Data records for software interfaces

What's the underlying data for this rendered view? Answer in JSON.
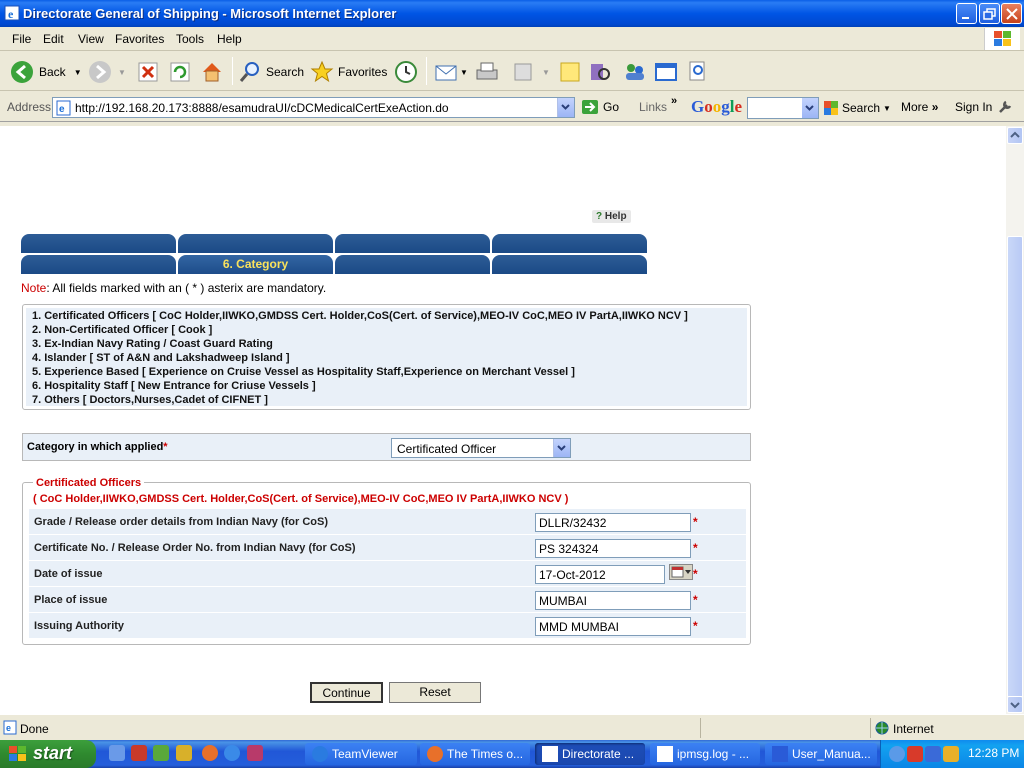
{
  "window": {
    "title": "Directorate General of Shipping - Microsoft Internet Explorer"
  },
  "menu": [
    "File",
    "Edit",
    "View",
    "Favorites",
    "Tools",
    "Help"
  ],
  "toolbar": {
    "back": "Back",
    "search": "Search",
    "favorites": "Favorites"
  },
  "address": {
    "label": "Address",
    "url": "http://192.168.20.173:8888/esamudraUI/cDCMedicalCertExeAction.do",
    "go": "Go",
    "links": "Links"
  },
  "google_bar": {
    "logo": "Google",
    "search": "Search",
    "more": "More",
    "signin": "Sign In"
  },
  "page": {
    "help": "Help",
    "tabs_row1": [
      "",
      "",
      "",
      ""
    ],
    "tabs_row2": [
      "",
      "6. Category",
      "",
      ""
    ],
    "note_label": "Note",
    "note_text": ": All fields marked with an ( * ) asterix are mandatory.",
    "categories": [
      "1.  Certificated Officers  [ CoC Holder,IIWKO,GMDSS Cert. Holder,CoS(Cert. of Service),MEO-IV CoC,MEO IV PartA,IIWKO NCV ]",
      "2.  Non-Certificated Officer  [ Cook ]",
      "3.  Ex-Indian Navy Rating / Coast Guard Rating",
      "4.  Islander  [ ST of A&N and Lakshadweep Island ]",
      "5.  Experience Based [ Experience on Cruise Vessel as Hospitality Staff,Experience on Merchant Vessel ]",
      "6.   Hospitality Staff  [ New Entrance for Criuse Vessels ]",
      "7.  Others  [ Doctors,Nurses,Cadet of CIFNET ]"
    ],
    "category_label": "Category in which applied",
    "category_value": "Certificated Officer",
    "section_title": "Certificated Officers",
    "section_sub": "( CoC Holder,IIWKO,GMDSS Cert. Holder,CoS(Cert. of Service),MEO-IV CoC,MEO IV PartA,IIWKO NCV )",
    "fields": [
      {
        "label": "Grade / Release order details from Indian Navy (for CoS)",
        "value": "DLLR/32432"
      },
      {
        "label": "Certificate No. / Release Order No. from Indian Navy (for CoS)",
        "value": "PS 324324"
      },
      {
        "label": "Date of issue",
        "value": "17-Oct-2012"
      },
      {
        "label": "Place of issue",
        "value": "MUMBAI"
      },
      {
        "label": "Issuing Authority",
        "value": "MMD MUMBAI"
      }
    ],
    "required_mark": "*",
    "continue": "Continue",
    "reset": "Reset"
  },
  "status": {
    "text": "Done",
    "zone": "Internet"
  },
  "taskbar": {
    "start": "start",
    "tasks": [
      "TeamViewer",
      "The Times o...",
      "Directorate ...",
      "ipmsg.log - ...",
      "User_Manua..."
    ],
    "clock": "12:28 PM"
  },
  "colors": {
    "title_blue": "#0055E5",
    "tab_blue": "#1B4A86",
    "tab_text": "#F9E25C",
    "required_red": "#CC0000",
    "row_bg": "#E9F0F8"
  }
}
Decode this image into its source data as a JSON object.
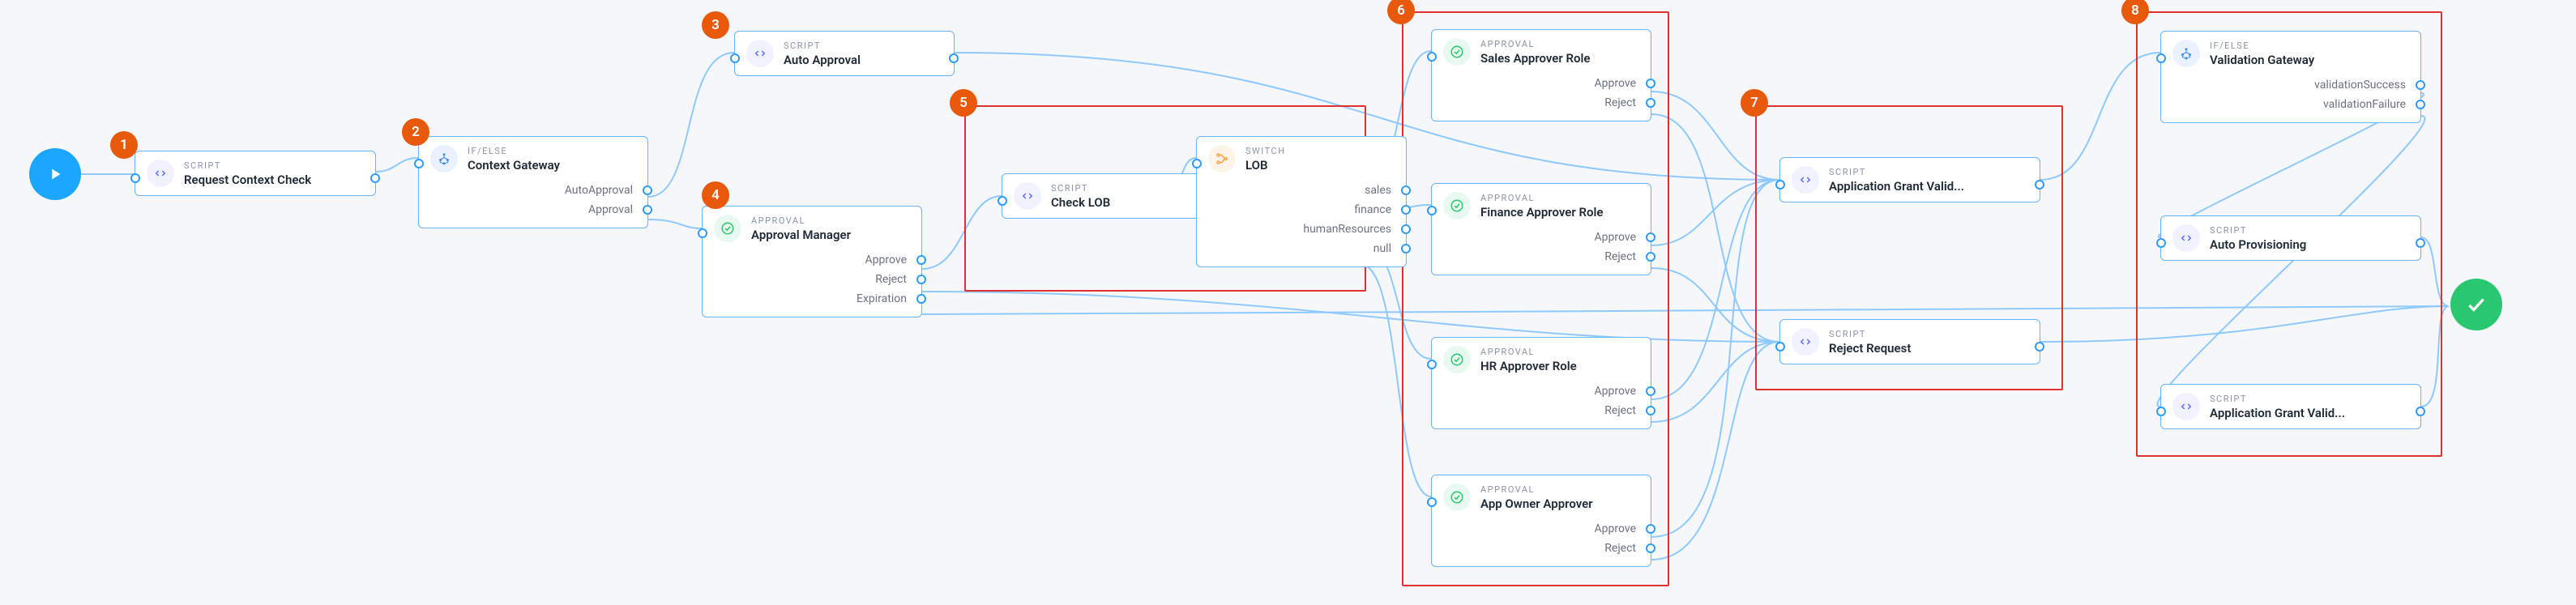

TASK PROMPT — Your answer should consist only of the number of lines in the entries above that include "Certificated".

ANSWER AREA — 4